PART I: Ohio River Scenic Byway - Cairo, IL to Maysville, KY
Our time on the Ohio River Scenic Byway is a journey that starts at river's end and flows almost a thousand miles upstream to its beginning, passing through an ever-changing landscape of people, history, scenery, and events.
Time is a sort of river of passing events, and strong is its current; no sooner is a thing brought to sight than it is swept by and another takes its place, and this too will be swept away.
- Marcus Aurelius
Tommy Lee Jones Sat Right There
The Ohio River, which is the Mississippi's largest tributary by volume, was the waterborne route followed by many settlers heading west in the 18th and 19th centuries. Lewis and Clark followed it to the Mississippi and then headed up the Missouri River in keelboats on their famous expedition. During the Civil War, the Ohio served as a dividing line and water barrier between the North and South. In later times, though, it became a vast industrial corridor, somewhat similar to the Ruhr Valley in Germany.

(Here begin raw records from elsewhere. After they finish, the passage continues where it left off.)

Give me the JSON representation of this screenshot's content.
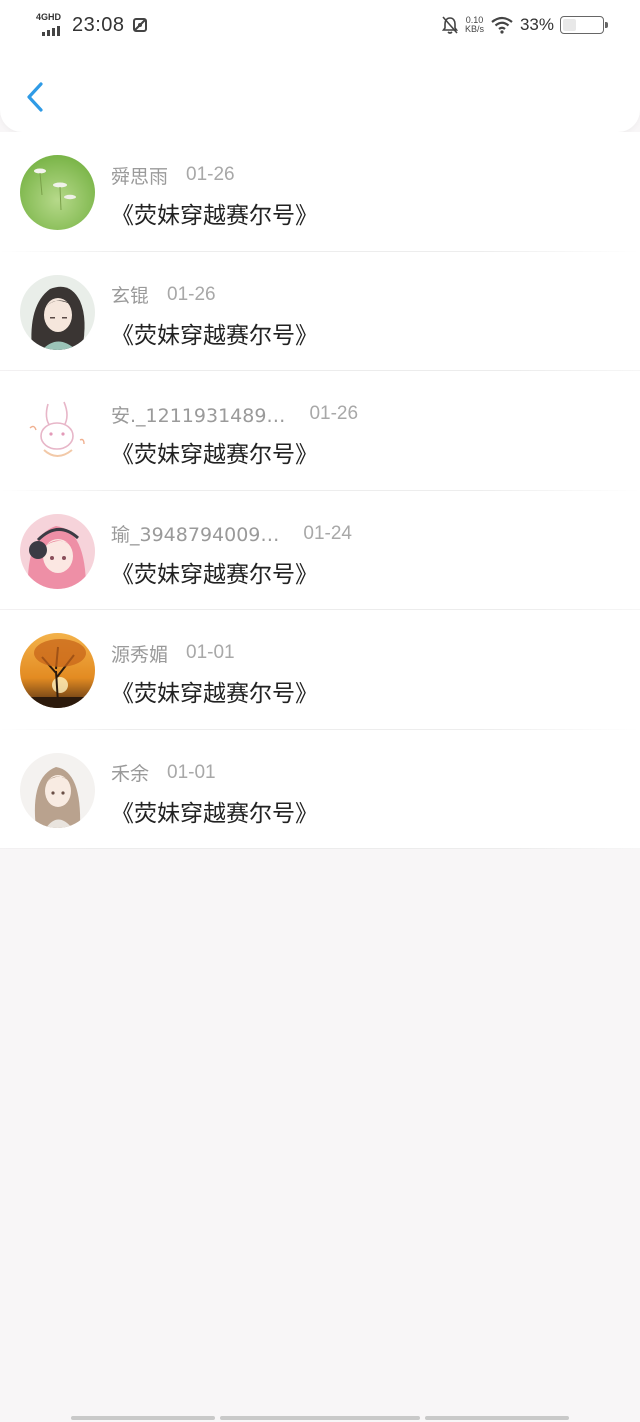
{
  "status_bar": {
    "network": "4GHD",
    "time": "23:08",
    "speed_value": "0.10",
    "speed_unit": "KB/s",
    "battery_percent": "33%",
    "battery_level": 0.33
  },
  "messages": [
    {
      "name": "舜思雨",
      "date": "01-26",
      "title": "《荧妹穿越赛尔号》",
      "avatar": "flower-field-avatar"
    },
    {
      "name": "玄锟",
      "date": "01-26",
      "title": "《荧妹穿越赛尔号》",
      "avatar": "anime-girl-dark-hair-avatar"
    },
    {
      "name": "安._1211931489…",
      "date": "01-26",
      "title": "《荧妹穿越赛尔号》",
      "avatar": "bunny-sketch-avatar"
    },
    {
      "name": "瑜_3948794009…",
      "date": "01-24",
      "title": "《荧妹穿越赛尔号》",
      "avatar": "anime-girl-headphones-avatar"
    },
    {
      "name": "源秀媚",
      "date": "01-01",
      "title": "《荧妹穿越赛尔号》",
      "avatar": "autumn-tree-avatar"
    },
    {
      "name": "禾余",
      "date": "01-01",
      "title": "《荧妹穿越赛尔号》",
      "avatar": "anime-girl-long-hair-avatar"
    }
  ],
  "colors": {
    "accent": "#2f9be6",
    "background": "#f8f6f7"
  }
}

Motorcycles & Gear
2008 Buell Ulysses XB12XT
HD Fat Bob
Helmet: Shoei X-Eleven, AGV S4
Jacket & Pants: Olympia Stealth 1-piece
Boots: Oxtar Infinity, REV'IT Airblend

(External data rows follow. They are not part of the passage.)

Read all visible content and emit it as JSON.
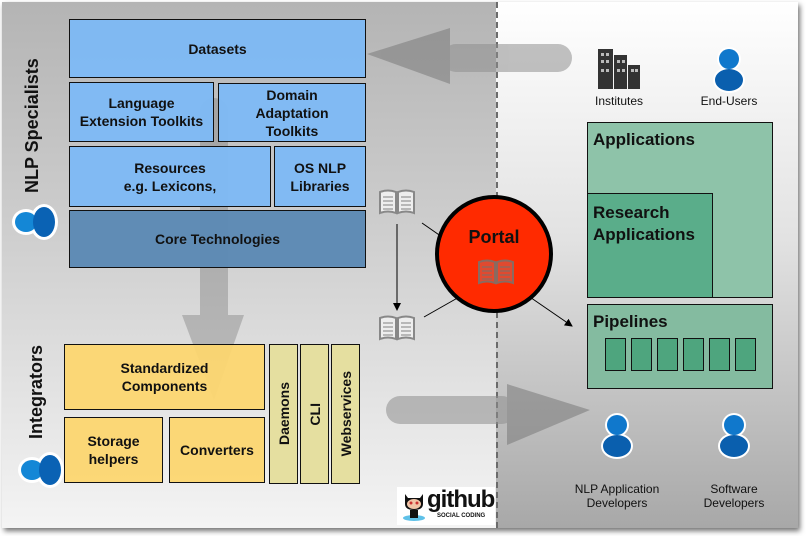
{
  "diagram": {
    "roles": {
      "nlp_specialists": "NLP Specialists",
      "integrators": "Integrators"
    },
    "specialist_stack": {
      "datasets": "Datasets",
      "language_extension_toolkits": [
        "Language",
        "Extension Toolkits"
      ],
      "domain_adaptation_toolkits": [
        "Domain",
        "Adaptation",
        "Toolkits"
      ],
      "resources": [
        "Resources",
        "e.g. Lexicons,"
      ],
      "os_nlp_libraries": [
        "OS NLP",
        "Libraries"
      ],
      "core_technologies": "Core Technologies"
    },
    "integrator_stack": {
      "standardized_components": [
        "Standardized",
        "Components"
      ],
      "storage_helpers": [
        "Storage",
        "helpers"
      ],
      "converters": "Converters",
      "daemons": "Daemons",
      "cli": "CLI",
      "webservices": "Webservices"
    },
    "portal": {
      "label": "Portal",
      "color": "#ff2a00"
    },
    "consumers": {
      "institutes": "Institutes",
      "end_users": "End-Users",
      "nlp_app_developers": [
        "NLP Application",
        "Developers"
      ],
      "software_developers": [
        "Software",
        "Developers"
      ]
    },
    "applications": {
      "applications": "Applications",
      "research_applications": [
        "Research",
        "Applications"
      ],
      "pipelines": "Pipelines",
      "pipeline_stage_count": 6
    },
    "logo": {
      "name": "github",
      "tagline": "SOCIAL CODING"
    },
    "colors": {
      "blue_box": "#7eb9f5",
      "core_box": "#5c89b4",
      "yellow_box": "#fcd670",
      "khaki_box": "#e5dfa0",
      "green_outer": "#8ec3a9",
      "green_inner": "#5aad8a",
      "user_icon": "#0d6fc0"
    }
  }
}
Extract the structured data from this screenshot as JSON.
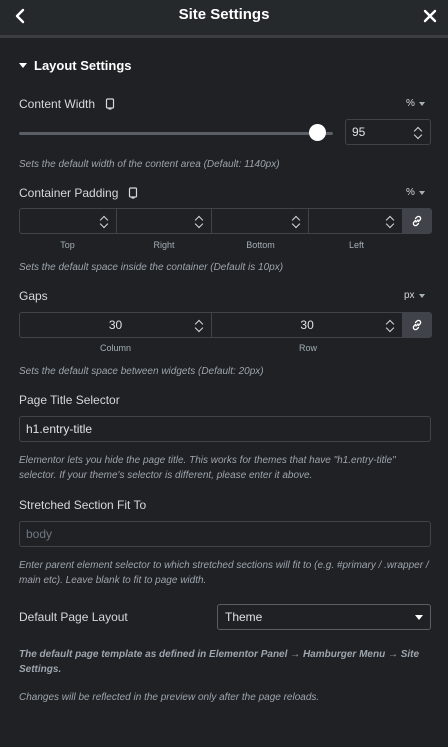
{
  "header": {
    "title": "Site Settings"
  },
  "section": {
    "title": "Layout Settings"
  },
  "content_width": {
    "label": "Content Width",
    "unit": "%",
    "value": "95",
    "slider_fraction": 0.95,
    "description": "Sets the default width of the content area (Default: 1140px)"
  },
  "container_padding": {
    "label": "Container Padding",
    "unit": "%",
    "fields": [
      {
        "label": "Top",
        "value": ""
      },
      {
        "label": "Right",
        "value": ""
      },
      {
        "label": "Bottom",
        "value": ""
      },
      {
        "label": "Left",
        "value": ""
      }
    ],
    "description": "Sets the default space inside the container (Default is 10px)"
  },
  "gaps": {
    "label": "Gaps",
    "unit": "px",
    "fields": [
      {
        "label": "Column",
        "value": "30"
      },
      {
        "label": "Row",
        "value": "30"
      }
    ],
    "description": "Sets the default space between widgets (Default: 20px)"
  },
  "page_title_selector": {
    "label": "Page Title Selector",
    "value": "h1.entry-title",
    "description": "Elementor lets you hide the page title. This works for themes that have \"h1.entry-title\" selector. If your theme's selector is different, please enter it above."
  },
  "stretched_section": {
    "label": "Stretched Section Fit To",
    "placeholder": "body",
    "description": "Enter parent element selector to which stretched sections will fit to (e.g. #primary / .wrapper / main etc). Leave blank to fit to page width."
  },
  "default_page_layout": {
    "label": "Default Page Layout",
    "selected": "Theme"
  },
  "notes": {
    "template_note": "The default page template as defined in Elementor Panel → Hamburger Menu → Site Settings.",
    "reload_note": "Changes will be reflected in the preview only after the page reloads."
  }
}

Gloves: Olympia Accordian, Cortech Accelerator Series 2
With these thoughts sifting through my consciousness, we begin our expedition at the confluence of the Ohio and Mississippi Rivers on a narrow spit of land occupied by Cairo, IL. Florian Neuhauser is on the Buell Ulysses, and I am riding the Harley-Davidson Fat Bob. Cairo was an affluent river town in the 1800s and, during the Civil War, it served as a strategically important supply base and training station for Union soldiers. The decline in river traffic afterward exacted a heavy toll on the town's economy, from which it may never have fully recovered. One can only hope that someday there will be a concerted effort to restore and capitalize on the town's historical and architectural legacy to make it a more attractive tourist destination.
Southern Illinois may seem like an unusual place to find Superman, but the river village of Metropolis pays tribute to "The Man of Steel" in a big way. Although Lois Lane is nowhere to be found, a larger than life statue of Superman dominates the town square. And directly across the street is the Super Museum, stuffed to the rafters with over 20,000 items relating to the 61-year Superman saga that's been chronicled in comic books, on television, and in the movies. Florian asks me to take his picture behind a muscular life-sized Superman body cutout. I do so and declare, "I'm certain your mom will be proud."
Our overnight destination, Bay City General Store & Lodging, is located just across the road from the Ohio River. The owner informs us that the airplane crash scene in the movie US Marshalls was filmed "right here!" Florian watches the movie clip, which the owner just happens to have on hand for guests' viewing pleasure; and later, as we're enjoying the evening breeze on the porch, Florian points to a spot on the steps and says, "Tommy Lee Jones sat right there in the movie. Really, right there!"
The route between Bay City and Golconda, IL, has nice sweeping curves and excellent pavement, encouraging me to twist the throttle and scrape the Fat Bob's floorboards. The spirited riding and green fields of the scenic landscape are stimulating, and my heart is pumping and the blood is flowing in correlation on this beautiful August morning.
Elizabethtown, a little village perched beside the Ohio River, has more than enough nice-looking shops and attractive B&Bs to entice travelers to stop and stay awhile. But we've got a lot of river to cover and press on to Cave-In-Rock, IL, where folks are crossing the river the way their forefathers had in the last three centuries, on a ferry.
Just east of town, we park at Cave-In-Rock State Park and follow a pathway to a large cave carved out of the rocky bluff by the Ohio River long ago. First discovered by the French, it was later occupied by river pirates, merciless criminals who would lure boats of westward bound settlers to this lair with the promise of fresh provisions. The pirates would then ruthlessly murder them all and sell their possessions.
Dwelling a bit on those happy thoughts, we ride on to Shawneetown, our intended lunch destination. Not too many people are stirring, however, and few restaurants are open on this Sunday morning. After asking a local resident about places to eat, we finally locate Frieda's Restaurant in a nondescript building on a side street. With fairly low expectations about the cuisine, Florian and I both order the "Sunday Special" and are pleasantly surprised by delicious home-cooked Polish sausage, mashed potatoes, corn, and cherry pie for dessert. Bountifully satisfied, we sluggishly don our riding gear for the afternoon's adventures.
At the narrow two-lane toll bridge over the Wabash River, I pull up to the booth, expecting to pay the usual East Coast highway-robbery toll. And while I'm searching frantically for paper money, the nice lady chirps, "That'll be 30 cents, please." Feeling munificent, I hand over a dollar and tell her to take out Florian's toll also. It's like dad used to say - "Son, always offer to pick up the small ones."